The speed at which technology is developing means many engineers must also understand the Internet-of-Things (IoT), virtual reality (VR), artificial intelligence (AI), robotics, cybersecurity measures, and more. To keep up, engineers must embrace change and continually update existing skills while learning new ones.
The Fourth Industrial Revolution — a term coined by Professor Klaus Schwab and presented at the World Economic Forum in 2016 — is truly here.
Industry 4.0 & automation
Factory automation presents new possibilities and challenges in the industrial environment. It involves the use of control systems, such as robots or computers, for process or material handling, with zero or little need for human intervention. Industrial robots can operate 24 hours a day, seven days a week, performing repeatable processes.
A recent report found that automation is going to take over the majority of factory and industrial production plants within the next three years. Benefits include increased productivity, typically a more precise or higher quality product, improved safety, and fewer repetitive tasks and sometimes even shorter work weeks for workers.
The majority of these systems can be greatly improved with the use of IoT and AI. For example, machine-to-machine (M2M) refers to direct communication between devices, typically using wireless communication and IoT.
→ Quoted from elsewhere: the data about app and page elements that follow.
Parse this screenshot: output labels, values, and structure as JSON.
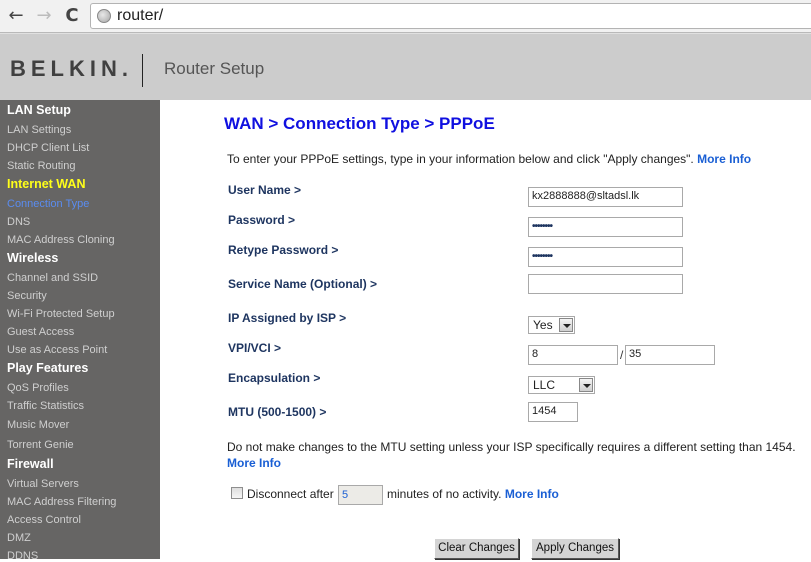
{
  "browser": {
    "url": "router/",
    "back_icon": "←",
    "forward_icon": "→",
    "reload_icon": "C"
  },
  "header": {
    "logo": "BELKIN.",
    "title": "Router Setup"
  },
  "sidebar": {
    "sections": [
      {
        "label": "LAN Setup",
        "active": false,
        "items": [
          "LAN Settings",
          "DHCP Client List",
          "Static Routing"
        ]
      },
      {
        "label": "Internet WAN",
        "active": true,
        "items": [
          "Connection Type",
          "DNS",
          "MAC Address Cloning"
        ],
        "current": "Connection Type"
      },
      {
        "label": "Wireless",
        "active": false,
        "items": [
          "Channel and SSID",
          "Security",
          "Wi-Fi Protected Setup",
          "Guest Access",
          "Use as Access Point"
        ]
      },
      {
        "label": "Play Features",
        "active": false,
        "items": [
          "QoS Profiles",
          "Traffic Statistics",
          "Music Mover",
          "Torrent Genie"
        ]
      },
      {
        "label": "Firewall",
        "active": false,
        "items": [
          "Virtual Servers",
          "MAC Address Filtering",
          "Access Control",
          "DMZ",
          "DDNS"
        ]
      }
    ]
  },
  "main": {
    "title": "WAN > Connection Type > PPPoE",
    "intro": "To enter your PPPoE settings, type in your information below and click \"Apply changes\".",
    "more_info": "More Info",
    "fields": {
      "username": {
        "label": "User Name >",
        "value": "kx2888888@sltadsl.lk"
      },
      "password": {
        "label": "Password >",
        "value": "••••••••"
      },
      "retype_password": {
        "label": "Retype Password >",
        "value": "••••••••"
      },
      "service_name": {
        "label": "Service Name (Optional) >",
        "value": ""
      },
      "ip_assigned": {
        "label": "IP Assigned by ISP >",
        "value": "Yes"
      },
      "vpi_vci": {
        "label": "VPI/VCI >",
        "vpi": "8",
        "separator": "/",
        "vci": "35"
      },
      "encapsulation": {
        "label": "Encapsulation >",
        "value": "LLC"
      },
      "mtu": {
        "label": "MTU (500-1500) >",
        "value": "1454"
      }
    },
    "mtu_note": "Do not make changes to the MTU setting unless your ISP specifically requires a different setting than 1454.",
    "disconnect": {
      "checked": false,
      "prefix": "Disconnect after",
      "minutes": "5",
      "suffix": "minutes of no activity."
    },
    "buttons": {
      "clear": "Clear Changes",
      "apply": "Apply Changes"
    }
  }
}
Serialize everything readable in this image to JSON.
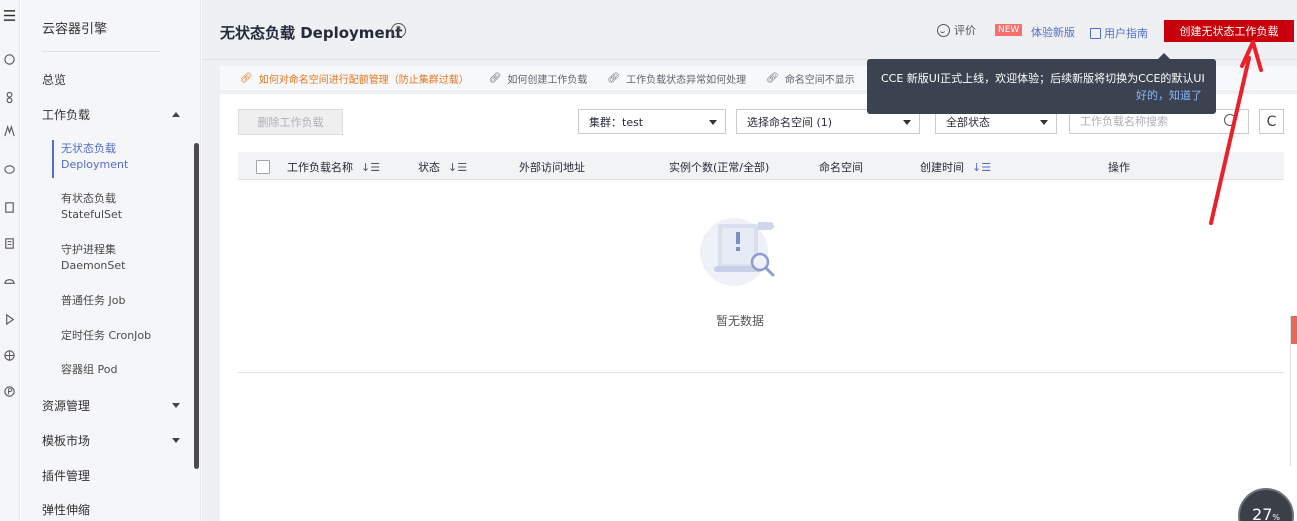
{
  "sidebar": {
    "brand": "云容器引擎",
    "items": [
      {
        "label": "总览"
      },
      {
        "label": "工作负载"
      },
      {
        "label": "资源管理"
      },
      {
        "label": "模板市场"
      },
      {
        "label": "插件管理"
      },
      {
        "label": "弹性伸缩"
      }
    ],
    "sub_items": [
      {
        "line1": "无状态负载",
        "line2": "Deployment"
      },
      {
        "line1": "有状态负载",
        "line2": "StatefulSet"
      },
      {
        "line1": "守护进程集",
        "line2": "DaemonSet"
      },
      {
        "line1": "普通任务 Job",
        "line2": ""
      },
      {
        "line1": "定时任务 CronJob",
        "line2": ""
      },
      {
        "line1": "容器组 Pod",
        "line2": ""
      }
    ]
  },
  "header": {
    "title": "无状态负载 Deployment",
    "help_glyph": "?",
    "rate_label": "评价",
    "new_badge": "NEW",
    "try_new_label": "体验新版",
    "guide_label": "用户指南",
    "create_button": "创建无状态工作负载"
  },
  "help_links": [
    "如何对命名空间进行配额管理（防止集群过载）",
    "如何创建工作负载",
    "工作负载状态异常如何处理",
    "命名空间不显示"
  ],
  "toolbar": {
    "delete_button": "删除工作负载",
    "cluster_select": "集群：test",
    "namespace_select": "选择命名空间 (1)",
    "status_select": "全部状态",
    "search_placeholder": "工作负载名称搜索",
    "refresh_glyph": "C"
  },
  "table": {
    "columns": [
      "工作负载名称",
      "状态",
      "外部访问地址",
      "实例个数(正常/全部)",
      "命名空间",
      "创建时间",
      "操作"
    ],
    "sort_glyph": "↓☰",
    "empty_text": "暂无数据"
  },
  "tooltip": {
    "text": "CCE 新版UI正式上线，欢迎体验；后续新版将切换为CCE的默认UI",
    "link": "好的，知道了"
  },
  "progress_badge": {
    "value": "27",
    "unit": "%"
  },
  "colors": {
    "accent": "#526ecc",
    "brand_red": "#c7000b",
    "warning_link": "#e5761e",
    "annotation_arrow": "#e8212b"
  }
}
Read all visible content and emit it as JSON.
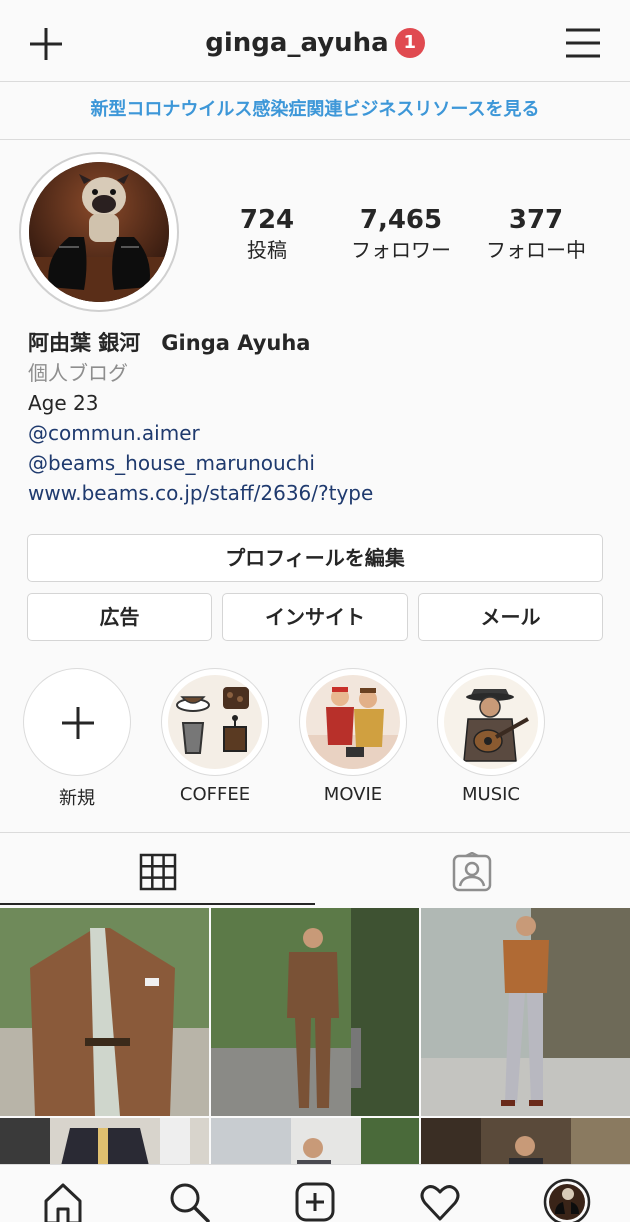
{
  "header": {
    "username": "ginga_ayuha",
    "notification_count": "1"
  },
  "banner": {
    "text": "新型コロナウイルス感染症関連ビジネスリソースを見る"
  },
  "stats": [
    {
      "value": "724",
      "label": "投稿"
    },
    {
      "value": "7,465",
      "label": "フォロワー"
    },
    {
      "value": "377",
      "label": "フォロー中"
    }
  ],
  "bio": {
    "name": "阿由葉 銀河　Ginga Ayuha",
    "category": "個人ブログ",
    "age": "Age 23",
    "links": [
      "@commun.aimer",
      "@beams_house_marunouchi",
      "www.beams.co.jp/staff/2636/?type"
    ]
  },
  "buttons": {
    "edit_profile": "プロフィールを編集",
    "ads": "広告",
    "insights": "インサイト",
    "email": "メール"
  },
  "highlights": [
    {
      "label": "新規",
      "icon": "plus-icon"
    },
    {
      "label": "COFFEE",
      "icon": "coffee-illustration"
    },
    {
      "label": "MOVIE",
      "icon": "movie-illustration"
    },
    {
      "label": "MUSIC",
      "icon": "music-illustration"
    }
  ],
  "tabs": [
    {
      "name": "grid-tab",
      "icon": "grid-icon",
      "active": true
    },
    {
      "name": "tagged-tab",
      "icon": "tagged-person-icon",
      "active": false
    }
  ],
  "bottom_nav": [
    "home-icon",
    "search-icon",
    "new-post-icon",
    "heart-icon",
    "profile-avatar"
  ],
  "colors": {
    "accent_link": "#3d97d8",
    "badge": "#e04a50",
    "bio_link": "#1f3a6e",
    "border": "#dbdbdb"
  }
}
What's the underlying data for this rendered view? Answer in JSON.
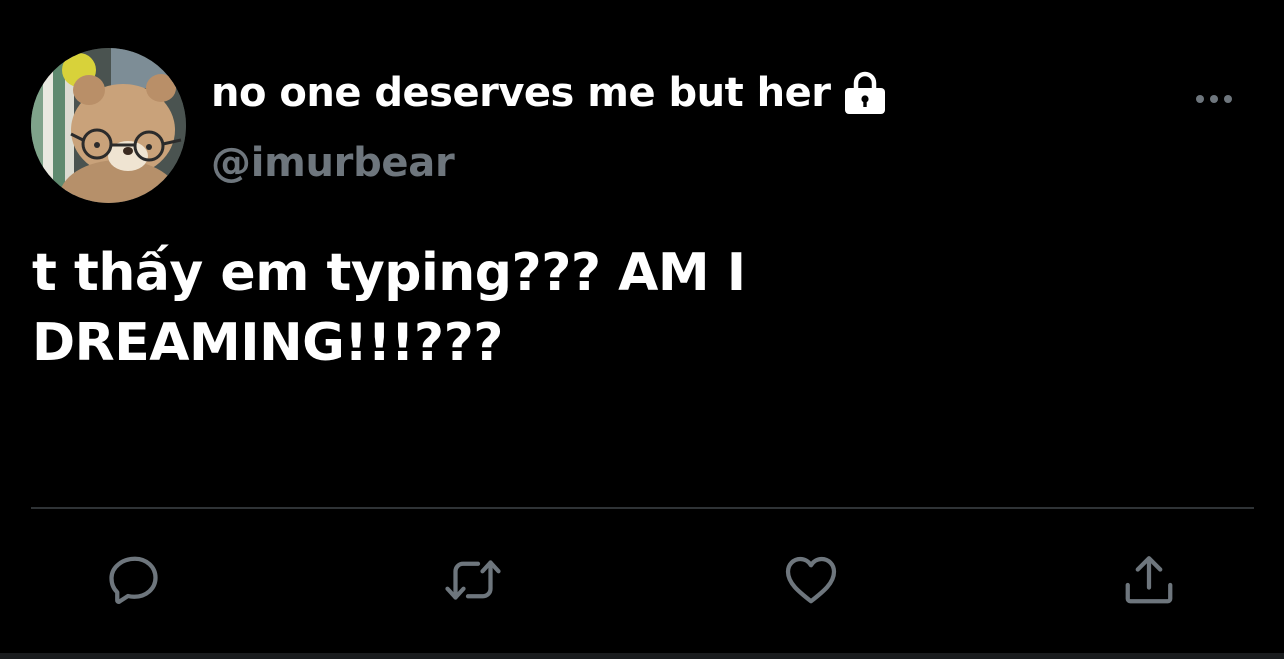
{
  "tweet": {
    "display_name": "no one deserves me but her",
    "handle": "@imurbear",
    "text": "t thấy em typing??? AM I\nDREAMING!!!???",
    "protected": true
  },
  "icons": {
    "lock": "lock-icon",
    "more": "more-horizontal-icon",
    "reply": "reply-icon",
    "retweet": "retweet-icon",
    "like": "heart-icon",
    "share": "share-icon"
  },
  "colors": {
    "background": "#000000",
    "text_primary": "#ffffff",
    "text_secondary": "#6e767d",
    "divider": "#2f3336",
    "icon": "#6e767d"
  }
}
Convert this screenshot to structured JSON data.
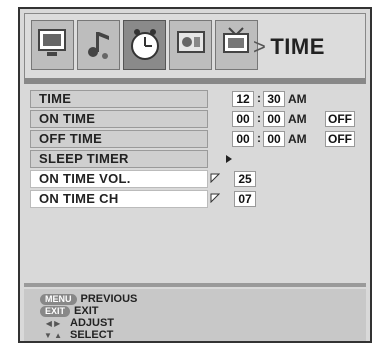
{
  "breadcrumb": {
    "arrow": ">",
    "title": "TIME"
  },
  "tabs": [
    {
      "name": "tv-picture-tab"
    },
    {
      "name": "audio-tab"
    },
    {
      "name": "time-tab"
    },
    {
      "name": "setup-tab"
    },
    {
      "name": "channel-tab"
    }
  ],
  "rows": [
    {
      "label": "TIME",
      "hour": "12",
      "minute": "30",
      "ampm": "AM"
    },
    {
      "label": "ON TIME",
      "hour": "00",
      "minute": "00",
      "ampm": "AM",
      "status": "OFF"
    },
    {
      "label": "OFF TIME",
      "hour": "00",
      "minute": "00",
      "ampm": "AM",
      "status": "OFF"
    },
    {
      "label": "SLEEP TIMER"
    },
    {
      "label": "ON TIME VOL.",
      "value": "25"
    },
    {
      "label": "ON TIME CH",
      "value": "07"
    }
  ],
  "footer": {
    "menu_pill": "MENU",
    "menu_text": "PREVIOUS",
    "exit_pill": "EXIT",
    "exit_text": "EXIT",
    "adjust_text": "ADJUST",
    "select_text": "SELECT"
  }
}
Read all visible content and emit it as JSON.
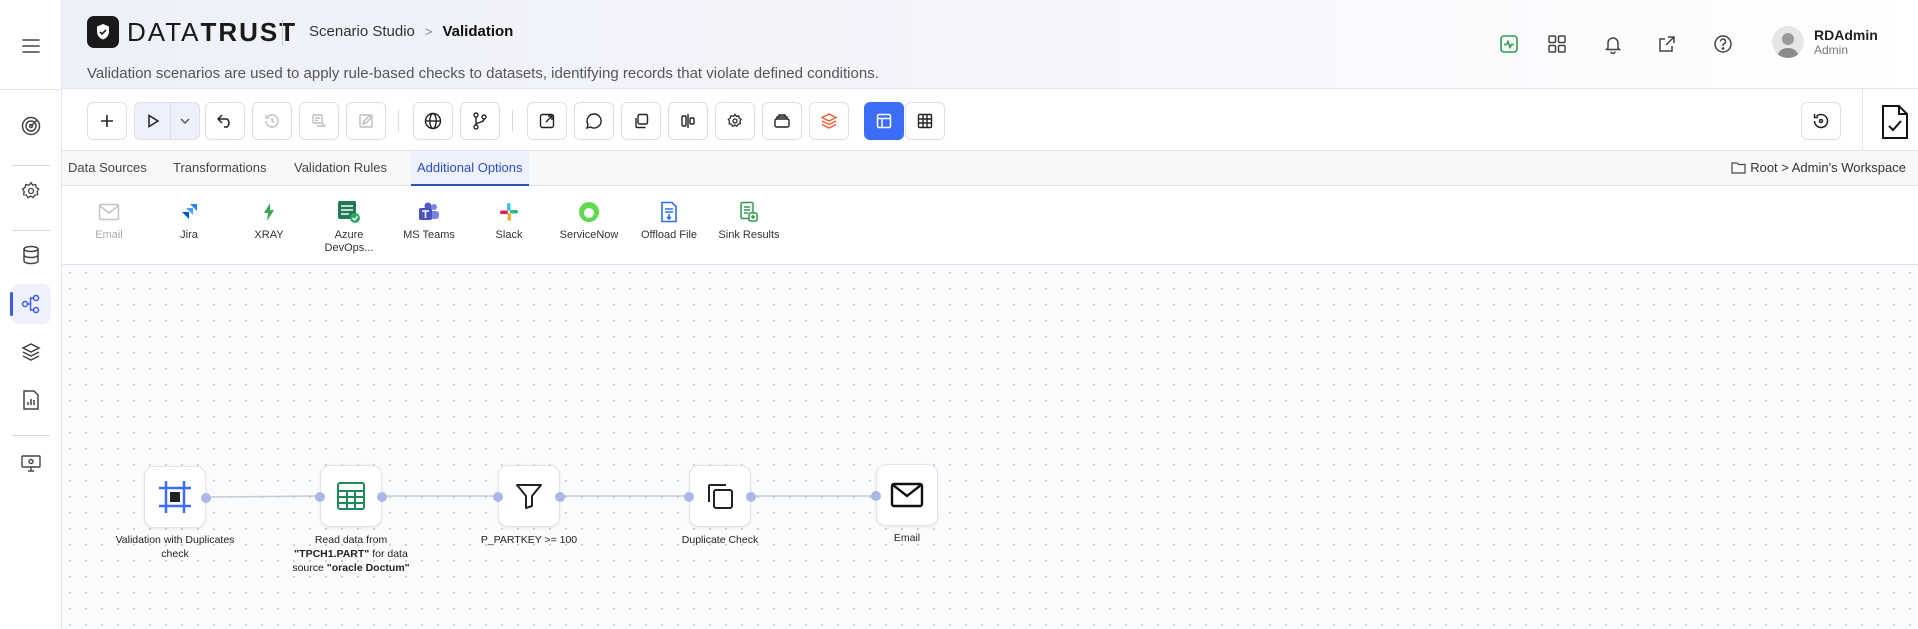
{
  "app": {
    "logo_left": "DATA",
    "logo_right": "TRUST"
  },
  "breadcrumb": {
    "parent": "Scenario Studio",
    "separator": ">",
    "current": "Validation"
  },
  "subtitle": "Validation scenarios are used to apply rule-based checks to datasets, identifying records that violate defined conditions.",
  "user": {
    "name": "RDAdmin",
    "role": "Admin"
  },
  "tabs": [
    {
      "label": "Data Sources"
    },
    {
      "label": "Transformations"
    },
    {
      "label": "Validation Rules"
    },
    {
      "label": "Additional Options"
    }
  ],
  "active_tab": "Additional Options",
  "workspace_path": "Root > Admin's Workspace",
  "options": [
    {
      "label": "Email",
      "icon": "mail-icon",
      "disabled": true
    },
    {
      "label": "Jira",
      "icon": "jira-icon"
    },
    {
      "label": "XRAY",
      "icon": "xray-icon"
    },
    {
      "label": "Azure DevOps...",
      "icon": "azure-devops-icon"
    },
    {
      "label": "MS Teams",
      "icon": "ms-teams-icon"
    },
    {
      "label": "Slack",
      "icon": "slack-icon"
    },
    {
      "label": "ServiceNow",
      "icon": "servicenow-icon"
    },
    {
      "label": "Offload File",
      "icon": "offload-file-icon"
    },
    {
      "label": "Sink Results",
      "icon": "sink-results-icon"
    }
  ],
  "nodes": [
    {
      "label": "Validation with Duplicates check",
      "icon": "scenario-frame-icon"
    },
    {
      "label_prefix": "Read data from ",
      "label_bold1": "\"TPCH1.PART\"",
      "label_mid": " for data source ",
      "label_bold2": "\"oracle Doctum\"",
      "icon": "table-icon"
    },
    {
      "label": "P_PARTKEY >= 100",
      "icon": "filter-icon"
    },
    {
      "label": "Duplicate Check",
      "icon": "copy-icon"
    },
    {
      "label": "Email",
      "icon": "mail-icon"
    }
  ],
  "colors": {
    "accent": "#3b6ef5",
    "tab_active": "#2b4fc2",
    "port": "#a9b8e8",
    "health_green": "#2e9b4f"
  }
}
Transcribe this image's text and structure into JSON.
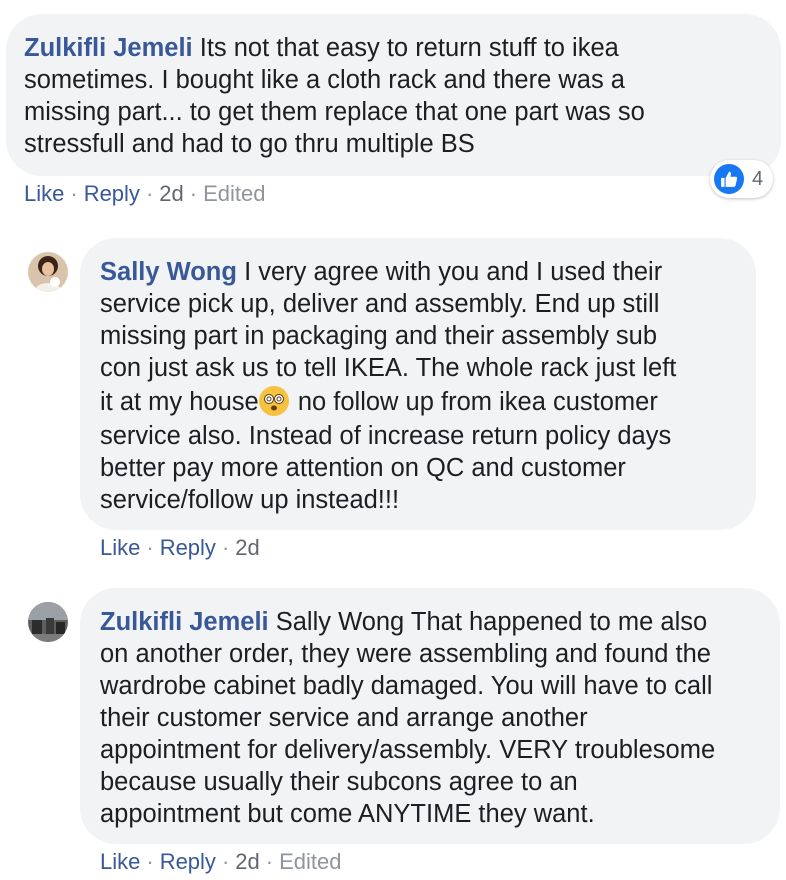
{
  "comments": [
    {
      "author": "Zulkifli Jemeli",
      "lines": [
        "Its not that easy to return stuff to ikea",
        "sometimes. I bought like a cloth rack and there was a",
        "missing part... to get them replace that one part was so",
        "stressfull and had to go thru multiple BS"
      ],
      "like_label": "Like",
      "reply_label": "Reply",
      "time": "2d",
      "edited_label": "Edited",
      "reaction_count": "4"
    },
    {
      "author": "Sally Wong",
      "lines": [
        "I very agree with you and I used their",
        "service pick up, deliver and assembly. End up still",
        "missing part in packaging and their assembly sub",
        "con just ask us to tell IKEA. The whole rack just left",
        "it at my house",
        " no follow up from ikea customer",
        "service also. Instead of increase return policy days",
        "better pay more attention on QC and customer",
        "service/follow up instead!!!"
      ],
      "like_label": "Like",
      "reply_label": "Reply",
      "time": "2d"
    },
    {
      "author": "Zulkifli Jemeli",
      "mention": "Sally Wong",
      "lines": [
        "That happened to me also",
        "on another order, they were assembling and found the",
        "wardrobe cabinet badly damaged. You will have to call",
        "their customer service and arrange another",
        "appointment for delivery/assembly. VERY troublesome",
        "because usually their subcons agree to an",
        "appointment but come ANYTIME they want."
      ],
      "like_label": "Like",
      "reply_label": "Reply",
      "time": "2d",
      "edited_label": "Edited"
    }
  ],
  "icons": {
    "like_reaction": "thumbs-up-icon",
    "emoji": "dizzy-face-emoji-icon"
  },
  "colors": {
    "author": "#385898",
    "bubble": "#f2f3f5",
    "meta": "#606770",
    "like_badge": "#1877f2"
  }
}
Although there are concerns about automation and AI reducing the availability of jobs, human-to-machine (H2M) is still expected to occur — where humans interact with the devices and technology. Engineers will still be required for system updates, reprogramming, and new design processes.
One other challenge when implementing automation is the cost of such programs, which may include automated robots for production lines. Ideally, the long-term production payoff is worth the initial expenses.
Engineers are wise to keep up with 5G developments. According to analyst firm Gartner, 20.4 billion “coherent things” are going to be in global use by 2020 and the fifth generation of connectivity will strongly support that.
5G connectivity is expected to provide greater data rates, less latency, and much quicker downloads. Experts predict that it will affect everything from the factory production line by enhancing M2M connectivity, to smart cities and the way people work, live, and interact with people — and their connected devices. Overall, 5G is better able to handle multiple, and even thousands, of devices simultaneously.
To work efficiently and reliable, IoT requires strong sensors and fast network speeds. Essentially, 5G means the technologies that depend on IoT are going to be able to work at a much faster pace. It also means that automation and VR will be able to support more capabilities and enhanced user experiences.
This is because user immersion in virtual reality is essential. Any network latencies will affect the authenticity and quality of the experience.
5G is also expected to transform healthcare by, for example, supporting remote patient monitoring, advanced imaging equipment (and more quickly transferring large files, such as X-rays or MRI results), and better or quicker patient diagnosis.
With advances in 5G and IoT, security should be a major concern for tech companies. Analysts have predicted that IoT is going to generate new security risks for enterprises and consumers.
Cybersecurity research and learning to stay ahead of the competition before vulnerabilities turn into serious breaches are critical. This means designing systems that can proactively monitor and predict cyberattacks. One way to do so is by implementing AI and machine learning (ML) tools.
Cybersecurity engineers are also necessary to program such systems, and properly monitor risk and threat assessments during product development — ensuring that security is a dominant feature of every product and device.
The Fourth Industrial Revolution is leading to major technology changes in terms of speed, scale, and might, unlike anything previously experienced. It’s important to be prepared.